## EXERCISE
Copy out each line of the data that contains "file".

## WORKING DATA

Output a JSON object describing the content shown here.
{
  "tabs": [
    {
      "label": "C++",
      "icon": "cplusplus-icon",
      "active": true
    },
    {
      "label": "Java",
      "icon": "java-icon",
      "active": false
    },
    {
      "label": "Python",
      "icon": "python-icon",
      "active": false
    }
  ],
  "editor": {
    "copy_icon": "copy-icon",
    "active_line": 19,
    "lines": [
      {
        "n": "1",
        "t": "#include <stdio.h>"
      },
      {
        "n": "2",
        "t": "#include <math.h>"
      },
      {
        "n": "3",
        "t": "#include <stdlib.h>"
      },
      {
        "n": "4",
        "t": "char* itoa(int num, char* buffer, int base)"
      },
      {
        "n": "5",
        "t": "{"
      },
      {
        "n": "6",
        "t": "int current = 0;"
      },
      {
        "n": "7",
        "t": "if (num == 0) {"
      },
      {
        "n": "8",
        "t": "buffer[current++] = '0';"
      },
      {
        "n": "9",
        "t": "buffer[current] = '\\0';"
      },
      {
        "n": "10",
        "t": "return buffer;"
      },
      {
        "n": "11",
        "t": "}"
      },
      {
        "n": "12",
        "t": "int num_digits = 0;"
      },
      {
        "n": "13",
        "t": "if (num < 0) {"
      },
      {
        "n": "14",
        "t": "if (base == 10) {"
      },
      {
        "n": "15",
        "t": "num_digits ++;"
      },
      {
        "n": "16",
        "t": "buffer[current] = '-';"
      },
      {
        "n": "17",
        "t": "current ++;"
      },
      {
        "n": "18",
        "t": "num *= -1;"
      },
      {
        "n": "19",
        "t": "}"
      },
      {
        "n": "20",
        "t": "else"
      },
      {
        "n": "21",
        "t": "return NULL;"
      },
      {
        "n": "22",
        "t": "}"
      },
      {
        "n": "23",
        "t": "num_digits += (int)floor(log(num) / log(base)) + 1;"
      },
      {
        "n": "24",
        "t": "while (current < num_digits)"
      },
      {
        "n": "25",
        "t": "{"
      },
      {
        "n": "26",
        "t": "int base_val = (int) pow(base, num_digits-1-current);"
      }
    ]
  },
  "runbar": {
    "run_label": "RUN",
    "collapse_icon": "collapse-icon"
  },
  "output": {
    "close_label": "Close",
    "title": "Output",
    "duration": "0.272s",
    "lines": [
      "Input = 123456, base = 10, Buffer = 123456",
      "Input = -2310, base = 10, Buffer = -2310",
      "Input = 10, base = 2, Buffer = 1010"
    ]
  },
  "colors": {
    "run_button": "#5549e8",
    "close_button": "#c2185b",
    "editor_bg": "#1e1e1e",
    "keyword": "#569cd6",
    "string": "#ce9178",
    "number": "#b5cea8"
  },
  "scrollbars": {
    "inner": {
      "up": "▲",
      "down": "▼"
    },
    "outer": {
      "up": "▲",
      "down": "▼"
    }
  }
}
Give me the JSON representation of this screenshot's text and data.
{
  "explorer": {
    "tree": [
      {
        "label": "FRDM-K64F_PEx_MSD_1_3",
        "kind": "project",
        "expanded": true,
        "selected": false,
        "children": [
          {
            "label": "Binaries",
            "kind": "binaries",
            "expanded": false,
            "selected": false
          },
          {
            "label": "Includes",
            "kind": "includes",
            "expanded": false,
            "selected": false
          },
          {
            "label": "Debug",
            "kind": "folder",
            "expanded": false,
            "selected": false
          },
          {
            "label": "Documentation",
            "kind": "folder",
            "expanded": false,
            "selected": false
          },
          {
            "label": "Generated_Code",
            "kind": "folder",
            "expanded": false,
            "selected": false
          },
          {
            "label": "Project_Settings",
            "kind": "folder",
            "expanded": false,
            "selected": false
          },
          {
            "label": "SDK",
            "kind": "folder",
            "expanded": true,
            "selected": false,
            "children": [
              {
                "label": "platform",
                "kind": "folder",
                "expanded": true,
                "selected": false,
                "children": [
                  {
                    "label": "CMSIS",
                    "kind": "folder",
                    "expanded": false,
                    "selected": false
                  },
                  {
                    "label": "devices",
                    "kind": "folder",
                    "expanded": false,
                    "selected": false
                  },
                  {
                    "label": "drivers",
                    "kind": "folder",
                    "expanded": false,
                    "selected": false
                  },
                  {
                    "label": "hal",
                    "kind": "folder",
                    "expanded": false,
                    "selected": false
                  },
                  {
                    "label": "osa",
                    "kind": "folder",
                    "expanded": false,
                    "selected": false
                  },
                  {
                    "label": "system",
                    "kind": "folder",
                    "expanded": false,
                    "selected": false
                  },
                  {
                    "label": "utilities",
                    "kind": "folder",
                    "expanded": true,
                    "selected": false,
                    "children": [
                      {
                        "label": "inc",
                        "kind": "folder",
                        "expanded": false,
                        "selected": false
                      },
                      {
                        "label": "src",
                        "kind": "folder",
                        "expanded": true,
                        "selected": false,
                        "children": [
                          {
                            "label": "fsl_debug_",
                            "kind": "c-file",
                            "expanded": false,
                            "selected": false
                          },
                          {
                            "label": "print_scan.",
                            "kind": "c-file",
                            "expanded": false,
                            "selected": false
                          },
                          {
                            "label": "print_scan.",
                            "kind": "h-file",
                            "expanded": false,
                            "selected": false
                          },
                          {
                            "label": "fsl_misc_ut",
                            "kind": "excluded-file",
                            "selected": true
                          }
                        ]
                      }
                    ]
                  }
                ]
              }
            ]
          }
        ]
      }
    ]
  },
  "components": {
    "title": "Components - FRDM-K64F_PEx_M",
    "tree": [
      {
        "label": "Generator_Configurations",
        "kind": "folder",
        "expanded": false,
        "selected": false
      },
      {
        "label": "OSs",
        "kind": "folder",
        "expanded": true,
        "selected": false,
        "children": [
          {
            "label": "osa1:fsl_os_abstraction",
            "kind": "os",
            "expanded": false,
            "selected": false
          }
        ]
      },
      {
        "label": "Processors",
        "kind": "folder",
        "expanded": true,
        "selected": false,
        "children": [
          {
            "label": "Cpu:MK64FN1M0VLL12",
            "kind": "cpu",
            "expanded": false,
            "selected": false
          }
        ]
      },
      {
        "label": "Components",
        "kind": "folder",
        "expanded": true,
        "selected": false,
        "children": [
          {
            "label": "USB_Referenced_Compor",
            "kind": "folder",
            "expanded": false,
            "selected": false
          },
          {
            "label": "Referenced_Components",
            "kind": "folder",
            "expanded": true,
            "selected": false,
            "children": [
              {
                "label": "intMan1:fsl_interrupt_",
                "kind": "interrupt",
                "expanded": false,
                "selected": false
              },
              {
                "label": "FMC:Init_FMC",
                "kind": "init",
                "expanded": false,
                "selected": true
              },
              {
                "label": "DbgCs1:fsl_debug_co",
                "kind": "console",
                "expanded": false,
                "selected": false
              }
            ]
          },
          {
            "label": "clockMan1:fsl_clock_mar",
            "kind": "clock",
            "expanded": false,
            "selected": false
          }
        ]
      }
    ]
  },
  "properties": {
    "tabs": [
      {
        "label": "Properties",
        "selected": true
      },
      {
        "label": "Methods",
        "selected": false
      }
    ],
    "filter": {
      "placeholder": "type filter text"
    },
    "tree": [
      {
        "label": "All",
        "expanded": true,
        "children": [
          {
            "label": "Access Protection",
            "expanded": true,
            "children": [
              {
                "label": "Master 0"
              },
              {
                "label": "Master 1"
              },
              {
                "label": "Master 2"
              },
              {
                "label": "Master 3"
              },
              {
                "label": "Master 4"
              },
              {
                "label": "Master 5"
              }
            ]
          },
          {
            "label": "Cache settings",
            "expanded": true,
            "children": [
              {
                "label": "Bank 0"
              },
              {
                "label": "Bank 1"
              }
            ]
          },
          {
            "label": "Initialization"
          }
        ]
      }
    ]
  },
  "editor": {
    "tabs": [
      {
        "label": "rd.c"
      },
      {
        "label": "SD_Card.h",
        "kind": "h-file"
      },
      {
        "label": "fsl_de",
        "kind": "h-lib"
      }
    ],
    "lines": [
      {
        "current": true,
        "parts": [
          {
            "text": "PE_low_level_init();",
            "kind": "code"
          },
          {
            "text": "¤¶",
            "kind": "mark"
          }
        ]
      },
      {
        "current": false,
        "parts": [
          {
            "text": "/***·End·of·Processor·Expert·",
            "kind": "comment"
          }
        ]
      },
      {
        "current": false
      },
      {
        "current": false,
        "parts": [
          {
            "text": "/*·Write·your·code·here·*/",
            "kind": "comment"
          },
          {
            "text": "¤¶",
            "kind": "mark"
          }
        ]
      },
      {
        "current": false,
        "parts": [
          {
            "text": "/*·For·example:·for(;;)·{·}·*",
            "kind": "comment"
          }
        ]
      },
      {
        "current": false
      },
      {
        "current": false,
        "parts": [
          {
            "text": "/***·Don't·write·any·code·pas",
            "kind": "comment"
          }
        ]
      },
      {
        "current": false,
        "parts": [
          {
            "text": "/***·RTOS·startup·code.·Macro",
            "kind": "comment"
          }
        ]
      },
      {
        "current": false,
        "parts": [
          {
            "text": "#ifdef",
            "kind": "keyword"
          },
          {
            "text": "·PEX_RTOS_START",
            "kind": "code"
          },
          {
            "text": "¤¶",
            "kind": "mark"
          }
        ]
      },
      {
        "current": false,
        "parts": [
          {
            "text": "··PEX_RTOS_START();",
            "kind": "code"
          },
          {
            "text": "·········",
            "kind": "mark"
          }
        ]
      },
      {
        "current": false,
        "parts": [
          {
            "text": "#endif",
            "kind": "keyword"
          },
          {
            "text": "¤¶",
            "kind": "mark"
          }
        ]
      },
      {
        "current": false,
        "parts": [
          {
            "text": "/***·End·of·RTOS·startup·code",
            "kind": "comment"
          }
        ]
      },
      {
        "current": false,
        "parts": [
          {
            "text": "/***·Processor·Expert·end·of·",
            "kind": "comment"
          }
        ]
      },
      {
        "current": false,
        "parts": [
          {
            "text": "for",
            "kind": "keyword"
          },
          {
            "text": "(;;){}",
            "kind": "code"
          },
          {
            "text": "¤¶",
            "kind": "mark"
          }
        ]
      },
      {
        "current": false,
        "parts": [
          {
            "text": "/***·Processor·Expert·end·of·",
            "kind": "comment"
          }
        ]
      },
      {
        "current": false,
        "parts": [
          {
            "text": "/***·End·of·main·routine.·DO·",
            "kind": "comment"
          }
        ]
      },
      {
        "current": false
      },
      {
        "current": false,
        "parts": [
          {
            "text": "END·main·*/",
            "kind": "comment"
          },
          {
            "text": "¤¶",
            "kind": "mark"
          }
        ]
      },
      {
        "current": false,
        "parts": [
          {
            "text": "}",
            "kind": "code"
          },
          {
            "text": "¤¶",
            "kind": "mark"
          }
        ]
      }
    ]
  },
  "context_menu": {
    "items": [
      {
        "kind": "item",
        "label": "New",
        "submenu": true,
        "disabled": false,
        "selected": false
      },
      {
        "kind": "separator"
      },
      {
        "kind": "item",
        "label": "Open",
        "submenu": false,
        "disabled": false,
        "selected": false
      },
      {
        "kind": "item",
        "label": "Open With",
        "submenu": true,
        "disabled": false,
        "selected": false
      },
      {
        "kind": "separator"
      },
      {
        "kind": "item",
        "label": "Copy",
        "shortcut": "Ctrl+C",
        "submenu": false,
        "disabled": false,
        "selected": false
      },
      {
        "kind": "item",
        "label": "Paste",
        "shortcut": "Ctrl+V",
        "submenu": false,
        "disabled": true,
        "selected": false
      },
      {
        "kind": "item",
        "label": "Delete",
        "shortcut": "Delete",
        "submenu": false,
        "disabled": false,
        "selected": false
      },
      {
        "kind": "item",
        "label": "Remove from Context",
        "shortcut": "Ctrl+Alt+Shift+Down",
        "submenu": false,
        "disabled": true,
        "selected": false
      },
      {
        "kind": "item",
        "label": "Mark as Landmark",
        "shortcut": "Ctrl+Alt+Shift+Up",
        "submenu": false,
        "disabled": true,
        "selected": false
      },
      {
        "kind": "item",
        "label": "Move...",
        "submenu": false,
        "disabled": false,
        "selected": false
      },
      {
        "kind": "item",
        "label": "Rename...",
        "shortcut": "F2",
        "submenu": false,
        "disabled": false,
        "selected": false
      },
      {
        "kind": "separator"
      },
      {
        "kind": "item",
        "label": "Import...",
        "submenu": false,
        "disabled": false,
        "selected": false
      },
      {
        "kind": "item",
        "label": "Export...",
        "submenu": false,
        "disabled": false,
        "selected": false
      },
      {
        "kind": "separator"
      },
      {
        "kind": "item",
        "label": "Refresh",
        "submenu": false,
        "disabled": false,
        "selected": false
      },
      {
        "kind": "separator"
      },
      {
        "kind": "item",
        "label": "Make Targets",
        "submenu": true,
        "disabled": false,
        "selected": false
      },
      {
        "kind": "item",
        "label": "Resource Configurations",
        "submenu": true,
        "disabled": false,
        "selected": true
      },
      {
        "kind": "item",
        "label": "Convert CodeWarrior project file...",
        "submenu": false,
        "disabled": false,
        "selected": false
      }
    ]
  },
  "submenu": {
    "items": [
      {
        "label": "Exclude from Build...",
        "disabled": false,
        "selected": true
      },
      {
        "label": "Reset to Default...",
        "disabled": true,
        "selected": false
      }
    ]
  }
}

## ANSWER FOR THIS EXERCISE
                            "kind": "c-file",
                            "kind": "c-file",
                            "kind": "h-file",
                            "kind": "excluded-file",
        "kind": "h-file"
        "label": "Convert CodeWarrior project file...",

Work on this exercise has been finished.